The announcement was the first confirmation by Iran that some of the al Qaeda members it is holding are Saudis. The handover has been sought for weeks by Saudi Arabia, which launched a crackdown on al Qaeda after the May 12 suicide bombings in the kingdom's capital, Riyadh. U.S. officials have said al Qaeda members in Iran had a role in that attack.

Iran has denied U.S. accusations that it's harboring al Qaeda, saying for weeks that it had members of the terror network in its prison but was still trying to identify them. It announced Monday that some had been identified, but did not release their names or say how many were in custody.

"Some of the identified al Qaeda members are Saudi nationals. We will hand them to our Saudi friends," Sabah Zanganeh, an adviser to Foreign Minister Kamal Kharrazi, told The Associated Press on Tuesday.

Zanganeh said no date has been set for the extradition, adding that the matter was discussed when the Saudi foreign minister visited Tehran last week.

Iran has said the al Qaeda figures it has in custody could not have been involved in the Riyadh attacks, which killed 34 people, because they were detained beforehand.

Zanganeh said the identity of the detainees was likely to be announced in the coming days.

Earlier this year, Iran said it had extradited more than 500 al Qaeda members to their countries of origin — including Arab, European and African countries.
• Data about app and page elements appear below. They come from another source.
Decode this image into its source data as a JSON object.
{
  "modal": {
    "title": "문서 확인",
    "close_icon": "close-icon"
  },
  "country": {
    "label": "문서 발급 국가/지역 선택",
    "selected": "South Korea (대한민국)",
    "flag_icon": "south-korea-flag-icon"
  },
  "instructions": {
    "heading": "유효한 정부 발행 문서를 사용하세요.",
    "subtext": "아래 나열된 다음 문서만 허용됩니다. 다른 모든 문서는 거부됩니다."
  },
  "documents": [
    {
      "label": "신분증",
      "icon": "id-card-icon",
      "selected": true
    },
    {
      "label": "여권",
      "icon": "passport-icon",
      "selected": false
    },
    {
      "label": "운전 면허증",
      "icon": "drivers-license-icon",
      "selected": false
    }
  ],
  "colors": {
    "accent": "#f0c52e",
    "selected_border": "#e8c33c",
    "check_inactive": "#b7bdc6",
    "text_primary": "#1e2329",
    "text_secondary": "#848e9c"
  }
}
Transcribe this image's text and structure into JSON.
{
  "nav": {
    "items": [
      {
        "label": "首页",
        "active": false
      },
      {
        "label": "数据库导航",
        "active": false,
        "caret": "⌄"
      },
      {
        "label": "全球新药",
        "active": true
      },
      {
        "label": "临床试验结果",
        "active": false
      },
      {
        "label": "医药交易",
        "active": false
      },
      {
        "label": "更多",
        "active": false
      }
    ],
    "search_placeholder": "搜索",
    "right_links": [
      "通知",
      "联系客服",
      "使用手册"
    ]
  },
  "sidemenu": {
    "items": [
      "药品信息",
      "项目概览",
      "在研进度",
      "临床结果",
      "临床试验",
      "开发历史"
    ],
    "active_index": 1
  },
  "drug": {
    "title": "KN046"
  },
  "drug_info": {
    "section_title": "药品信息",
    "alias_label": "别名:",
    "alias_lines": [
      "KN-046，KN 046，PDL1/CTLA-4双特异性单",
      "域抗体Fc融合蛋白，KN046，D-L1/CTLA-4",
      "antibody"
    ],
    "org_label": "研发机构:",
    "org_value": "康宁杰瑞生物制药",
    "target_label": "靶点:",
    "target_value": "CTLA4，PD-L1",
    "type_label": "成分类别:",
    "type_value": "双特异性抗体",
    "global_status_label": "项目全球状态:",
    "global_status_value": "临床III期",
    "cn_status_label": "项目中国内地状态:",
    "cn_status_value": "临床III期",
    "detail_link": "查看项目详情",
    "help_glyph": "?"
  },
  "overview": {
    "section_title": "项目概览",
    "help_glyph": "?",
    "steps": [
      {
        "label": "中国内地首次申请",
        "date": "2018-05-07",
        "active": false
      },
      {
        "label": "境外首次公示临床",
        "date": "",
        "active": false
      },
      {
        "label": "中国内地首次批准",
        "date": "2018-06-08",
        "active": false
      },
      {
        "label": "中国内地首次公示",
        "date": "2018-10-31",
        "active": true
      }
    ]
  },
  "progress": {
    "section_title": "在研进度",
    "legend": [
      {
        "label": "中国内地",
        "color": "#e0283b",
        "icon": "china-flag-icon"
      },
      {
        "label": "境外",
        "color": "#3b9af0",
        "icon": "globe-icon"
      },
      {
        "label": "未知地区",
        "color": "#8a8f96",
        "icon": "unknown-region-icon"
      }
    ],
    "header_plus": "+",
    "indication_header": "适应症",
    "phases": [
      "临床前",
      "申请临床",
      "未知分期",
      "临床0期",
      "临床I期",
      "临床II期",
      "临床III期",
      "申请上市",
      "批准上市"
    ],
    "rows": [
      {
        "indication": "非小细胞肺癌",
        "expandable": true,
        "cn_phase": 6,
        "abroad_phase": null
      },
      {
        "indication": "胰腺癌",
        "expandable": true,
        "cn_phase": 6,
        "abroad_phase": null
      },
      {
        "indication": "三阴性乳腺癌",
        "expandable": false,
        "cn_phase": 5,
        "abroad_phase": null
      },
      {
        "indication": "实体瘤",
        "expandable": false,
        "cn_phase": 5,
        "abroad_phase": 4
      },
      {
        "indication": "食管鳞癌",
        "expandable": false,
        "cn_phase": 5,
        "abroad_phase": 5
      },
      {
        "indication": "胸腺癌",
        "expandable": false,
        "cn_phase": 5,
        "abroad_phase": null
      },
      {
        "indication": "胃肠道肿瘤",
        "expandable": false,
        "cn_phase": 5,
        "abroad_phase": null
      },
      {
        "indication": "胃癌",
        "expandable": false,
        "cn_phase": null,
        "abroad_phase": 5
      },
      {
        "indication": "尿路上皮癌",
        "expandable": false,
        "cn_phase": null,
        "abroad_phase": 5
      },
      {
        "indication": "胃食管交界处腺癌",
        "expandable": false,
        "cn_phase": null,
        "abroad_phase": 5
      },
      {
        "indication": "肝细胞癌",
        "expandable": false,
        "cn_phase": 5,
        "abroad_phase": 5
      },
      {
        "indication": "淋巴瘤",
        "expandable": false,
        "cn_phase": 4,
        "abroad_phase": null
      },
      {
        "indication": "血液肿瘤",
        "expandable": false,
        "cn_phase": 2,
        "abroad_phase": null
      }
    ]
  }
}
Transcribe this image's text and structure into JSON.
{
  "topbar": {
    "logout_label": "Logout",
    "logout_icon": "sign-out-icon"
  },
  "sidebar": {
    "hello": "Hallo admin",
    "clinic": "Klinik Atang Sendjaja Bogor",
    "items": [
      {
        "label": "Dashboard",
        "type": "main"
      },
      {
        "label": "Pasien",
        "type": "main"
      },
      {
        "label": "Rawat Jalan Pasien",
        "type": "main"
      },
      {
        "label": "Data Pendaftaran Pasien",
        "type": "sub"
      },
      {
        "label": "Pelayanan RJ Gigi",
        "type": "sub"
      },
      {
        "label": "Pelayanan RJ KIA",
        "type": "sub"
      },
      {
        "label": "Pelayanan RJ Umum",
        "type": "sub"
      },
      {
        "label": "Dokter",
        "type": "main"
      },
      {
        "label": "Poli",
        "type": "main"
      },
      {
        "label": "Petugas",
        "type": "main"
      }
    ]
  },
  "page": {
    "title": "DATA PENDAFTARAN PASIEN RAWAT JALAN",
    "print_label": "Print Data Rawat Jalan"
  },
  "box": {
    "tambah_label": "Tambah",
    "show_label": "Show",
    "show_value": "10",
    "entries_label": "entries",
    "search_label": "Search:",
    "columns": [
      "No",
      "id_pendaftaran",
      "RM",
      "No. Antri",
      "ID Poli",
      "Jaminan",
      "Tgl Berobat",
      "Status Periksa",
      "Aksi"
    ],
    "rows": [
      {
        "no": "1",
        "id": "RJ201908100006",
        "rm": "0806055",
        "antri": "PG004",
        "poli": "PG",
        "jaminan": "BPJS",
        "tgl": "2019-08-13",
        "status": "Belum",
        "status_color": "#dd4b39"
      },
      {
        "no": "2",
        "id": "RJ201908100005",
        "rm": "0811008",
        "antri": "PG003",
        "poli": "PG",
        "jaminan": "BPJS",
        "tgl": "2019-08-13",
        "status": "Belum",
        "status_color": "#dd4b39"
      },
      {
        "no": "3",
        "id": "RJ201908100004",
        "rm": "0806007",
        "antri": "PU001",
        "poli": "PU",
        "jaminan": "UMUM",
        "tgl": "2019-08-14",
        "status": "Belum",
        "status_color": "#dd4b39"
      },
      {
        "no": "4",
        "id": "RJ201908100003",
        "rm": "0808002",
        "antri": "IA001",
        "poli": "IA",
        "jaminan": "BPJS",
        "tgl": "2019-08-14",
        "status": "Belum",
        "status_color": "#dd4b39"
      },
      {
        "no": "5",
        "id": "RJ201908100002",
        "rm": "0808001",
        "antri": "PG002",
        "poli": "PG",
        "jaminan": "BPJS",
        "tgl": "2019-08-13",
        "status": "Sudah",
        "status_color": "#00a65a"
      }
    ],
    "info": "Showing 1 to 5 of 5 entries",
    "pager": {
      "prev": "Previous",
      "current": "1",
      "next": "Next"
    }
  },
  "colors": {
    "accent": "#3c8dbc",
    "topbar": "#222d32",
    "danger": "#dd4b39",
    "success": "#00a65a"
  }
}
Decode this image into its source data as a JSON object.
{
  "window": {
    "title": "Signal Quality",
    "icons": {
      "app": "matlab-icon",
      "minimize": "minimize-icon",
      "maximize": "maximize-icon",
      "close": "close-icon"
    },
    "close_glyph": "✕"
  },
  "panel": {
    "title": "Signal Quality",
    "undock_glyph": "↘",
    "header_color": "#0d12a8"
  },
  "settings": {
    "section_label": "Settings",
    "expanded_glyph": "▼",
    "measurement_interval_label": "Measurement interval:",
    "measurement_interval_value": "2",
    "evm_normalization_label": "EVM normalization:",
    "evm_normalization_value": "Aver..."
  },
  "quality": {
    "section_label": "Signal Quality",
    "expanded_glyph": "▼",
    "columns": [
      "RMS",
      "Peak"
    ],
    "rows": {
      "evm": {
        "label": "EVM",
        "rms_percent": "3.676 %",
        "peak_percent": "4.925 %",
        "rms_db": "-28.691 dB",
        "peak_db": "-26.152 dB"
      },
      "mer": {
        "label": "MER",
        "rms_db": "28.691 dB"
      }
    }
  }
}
Iranian officials argue they would be unlikely to support al Qaeda. In the civil war in Afghanistan, Iran backed the Northern Alliance in its fight against the Qaeda-linked Taliban.

Still, many al Qaeda operatives are believed to have fled to Iran after the overthrow of the Taliban regime in neighboring Afghanistan in late 2001. Others are thought to have escaped into Pakistan, one of America's top allies in the region.

Those believed by the United States to be sheltering in Iran include Saif al Adel, once Osama bin Laden's chief of security; Mohammed al Masri, who ran the al Qaeda training camps in Afghanistan; and Abu Musab Zarqawi, the operational commander who Washington accuses of ties to Saddam Hussein.

The Qaeda figures allegedly hiding in Iran are just one of several points on which Washington and Tehran have clashed. The U.S. accuses Iran of interfering in postwar Iraq by stoking anti-American sentiment among Shiites, and has also accused Iran of running a clandestine nuclear weapons program.

When demonstrations broke out in Tehran this month against ruling hard-line clerics, President Bush expressed solidarity with the protesters. Some conservatives in the United States want the Bush administration to adopt a policy of regime change toward Iran.